Twitter has indicated that it will not take action against the Conservative Party press office after it masqueraded as an independent fact-checking service during last night’s ITV election debate.
During the debate between prime minister Boris Johnson and Labour leader Jeremy Corbyn, @CCHQPress changed its name to @factcheckUK and switched its avatar from the party’s logo to a white tick against a purple background.
While tweeting as @factcheckUK, @CCHQPress tweeted pro-Conservative claims prefaced by "FACT:" and ending with the #LeadersDebate hashtag. For Twitter users following that hashtag while watching the debate, it would not be apparent that the account’s tweets were coming from a political party instead of an independent fact-checker.
Twitter gives certain users verification ticks after estabishling that it is really the person or organisation behind the account rather than a parody or impersonation. @CCHQPress has a verification tick, which was on display while it posed as @factcheckUK.
In a statement this morning, Twitter said it would take "decisive corrective action" if such a move were repeated, indicating that no action would be taken this time.
A spokesman for the messaging platform said: "Twitter is committed to facilitating healthy debate throughout the UK general election.
"We have global rules in place that prohibit behaviour that can mislead people, including those with verified accounts.
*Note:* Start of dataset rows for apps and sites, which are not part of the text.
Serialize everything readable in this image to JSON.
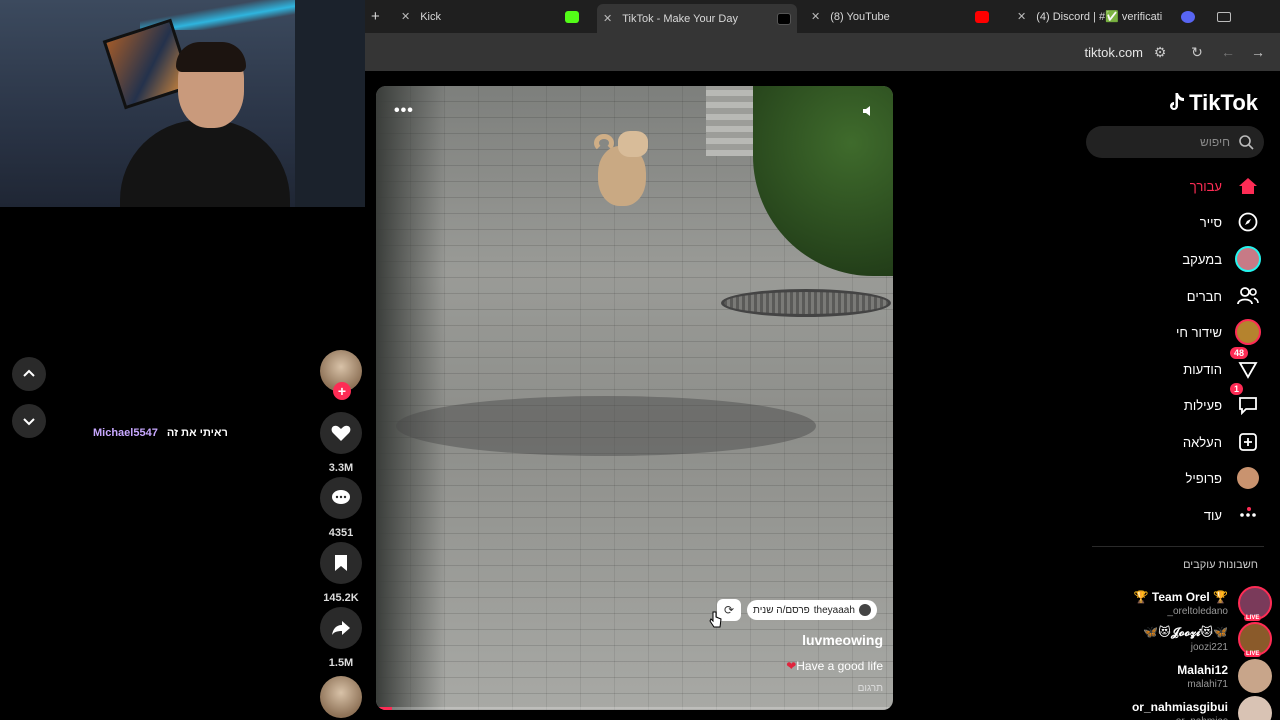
{
  "browser": {
    "new_tab_glyph": "+",
    "tabs": [
      {
        "title": "Kick",
        "favicon_color": "#53fc18",
        "active": false
      },
      {
        "title": "TikTok - Make Your Day",
        "favicon_color": "#111111",
        "active": true
      },
      {
        "title": "(8) YouTube",
        "favicon_color": "#ff0000",
        "active": false
      },
      {
        "title": "(4) Discord | #✅ verificati",
        "favicon_color": "#5865f2",
        "active": false
      }
    ],
    "address": "tiktok.com"
  },
  "stream": {
    "chat_user": "Michael5547",
    "chat_message": "ראיתי את זה"
  },
  "video": {
    "author": "luvmeowing",
    "caption": "Have a good life",
    "translate": "תרגום",
    "repost_user": "theyaaah",
    "repost_text": "פרסם/ה שנית",
    "progress": 0.03
  },
  "actions": {
    "likes": "3.3M",
    "comments": "4351",
    "saves": "145.2K",
    "shares": "1.5M"
  },
  "sidebar": {
    "logo": "TikTok",
    "search_placeholder": "חיפוש",
    "menu": [
      {
        "label": "עבורך",
        "icon": "home-icon",
        "active": true
      },
      {
        "label": "סייר",
        "icon": "compass-icon"
      },
      {
        "label": "במעקב",
        "icon": "following-avatar-icon"
      },
      {
        "label": "חברים",
        "icon": "friends-icon"
      },
      {
        "label": "שידור חי",
        "icon": "live-icon"
      },
      {
        "label": "הודעות",
        "icon": "inbox-icon",
        "badge": "48"
      },
      {
        "label": "פעילות",
        "icon": "activity-icon",
        "badge": "1"
      },
      {
        "label": "העלאה",
        "icon": "upload-icon"
      },
      {
        "label": "פרופיל",
        "icon": "profile-avatar-icon"
      },
      {
        "label": "עוד",
        "icon": "more-icon"
      }
    ],
    "following_title": "חשבונות עוקבים",
    "following": [
      {
        "name": "🏆 Team Orel 🏆",
        "handle": "_oreltoledano",
        "live": true,
        "color": "#7a3a5a"
      },
      {
        "name": "🦋😻𝓙𝓸𝓸𝔃𝓲😻🦋",
        "handle": "joozi221",
        "live": true,
        "color": "#8a5a2a"
      },
      {
        "name": "Malahi12",
        "handle": "malahi71",
        "live": false,
        "color": "#c8a58a"
      },
      {
        "name": "or_nahmiasgibui",
        "handle": "or_nahmias",
        "live": false,
        "color": "#d9c3b4"
      }
    ],
    "live_label": "LIVE"
  },
  "colors": {
    "accent": "#fe2c55"
  }
}
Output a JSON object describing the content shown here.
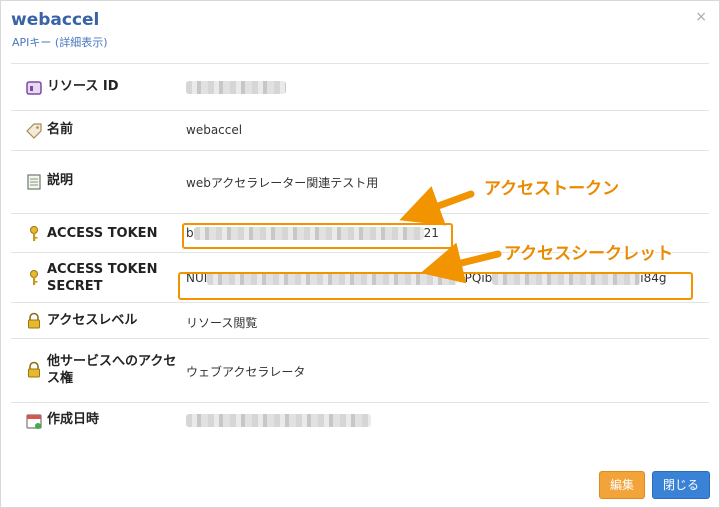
{
  "dialog": {
    "title": "webaccel",
    "subtitle": "APIキー (詳細表示)",
    "close_symbol": "×"
  },
  "rows": [
    {
      "label": "リソース ID",
      "value": "",
      "icon": "id-card-icon",
      "redacted": true
    },
    {
      "label": "名前",
      "value": "webaccel",
      "icon": "tag-icon",
      "redacted": false
    },
    {
      "label": "説明",
      "value": "webアクセラレーター関連テスト用",
      "icon": "notepad-icon",
      "redacted": false
    },
    {
      "label": "ACCESS TOKEN",
      "value_prefix": "b",
      "value_suffix": "21",
      "icon": "key-icon",
      "redacted": true
    },
    {
      "label": "ACCESS TOKEN SECRET",
      "value_prefix": "NUI",
      "value_mid": "oPQib",
      "value_suffix": "i84g",
      "icon": "key-icon",
      "redacted": true
    },
    {
      "label": "アクセスレベル",
      "value": "リソース閲覧",
      "icon": "lock-icon",
      "redacted": false
    },
    {
      "label": "他サービスへのアクセス権",
      "value": "ウェブアクセラレータ",
      "icon": "lock-icon",
      "redacted": false
    },
    {
      "label": "作成日時",
      "value": "",
      "icon": "calendar-icon",
      "redacted": true
    }
  ],
  "annotations": {
    "token": "アクセストークン",
    "secret": "アクセスシークレット"
  },
  "buttons": {
    "edit": "編集",
    "close": "閉じる"
  },
  "colors": {
    "accent_orange": "#f29400",
    "edit_button": "#f2a33a",
    "close_button": "#3a82d6",
    "title_blue": "#3a63a6"
  }
}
Any further attempts to mislead people by editing verified profile information – in a manner seen during the UK election debate – will result in decisive corrective action."
Impersonation is a clear violation of Twitter’s rules, which say: "Twitter accounts that pose as another person, brand or organisation in a confusing or deceptive manner may be permanently suspended under Twitter’s impersonation policy."
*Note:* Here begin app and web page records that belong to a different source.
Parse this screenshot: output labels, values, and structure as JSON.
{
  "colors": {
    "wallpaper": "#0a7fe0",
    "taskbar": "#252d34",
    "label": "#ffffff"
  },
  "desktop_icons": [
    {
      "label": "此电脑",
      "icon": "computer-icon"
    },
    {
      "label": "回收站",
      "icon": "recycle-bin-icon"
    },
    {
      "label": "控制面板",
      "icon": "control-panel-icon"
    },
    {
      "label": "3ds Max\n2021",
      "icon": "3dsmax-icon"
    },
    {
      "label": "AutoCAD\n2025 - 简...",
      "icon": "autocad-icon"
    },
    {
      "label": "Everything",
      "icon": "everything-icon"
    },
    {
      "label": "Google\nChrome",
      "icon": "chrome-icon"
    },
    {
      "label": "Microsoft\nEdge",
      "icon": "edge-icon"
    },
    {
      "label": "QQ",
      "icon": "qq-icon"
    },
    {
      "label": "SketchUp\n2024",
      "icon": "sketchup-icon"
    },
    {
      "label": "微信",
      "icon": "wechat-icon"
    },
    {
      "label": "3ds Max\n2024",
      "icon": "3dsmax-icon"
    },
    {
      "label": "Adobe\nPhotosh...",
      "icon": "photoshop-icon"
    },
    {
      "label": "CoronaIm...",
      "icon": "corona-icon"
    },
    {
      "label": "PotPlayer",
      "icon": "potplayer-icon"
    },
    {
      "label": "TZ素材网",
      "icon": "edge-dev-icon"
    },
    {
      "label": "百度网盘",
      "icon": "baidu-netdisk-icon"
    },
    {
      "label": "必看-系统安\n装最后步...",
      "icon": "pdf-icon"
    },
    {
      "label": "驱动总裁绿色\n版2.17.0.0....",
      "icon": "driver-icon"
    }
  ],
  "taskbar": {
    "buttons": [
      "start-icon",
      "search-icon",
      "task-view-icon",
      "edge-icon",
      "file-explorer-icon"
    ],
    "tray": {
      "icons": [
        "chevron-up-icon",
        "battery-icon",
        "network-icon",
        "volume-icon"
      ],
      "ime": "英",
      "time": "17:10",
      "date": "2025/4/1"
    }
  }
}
Campaign has asked Twitter why it is not taking action this time, but the platform declined to comment.
The Conservatives have been widely criticised for their deceptive tactic. Full Fact, the fact-checking website run by a charity, said the move was inappropriate and misleading. Will Moy, Full Fact’s chief executive, told the BBC today that Twitter should have forcibly renamed the account.
The row comes within weeks of Twitter announcing that it would no longer accept political ads on its platform.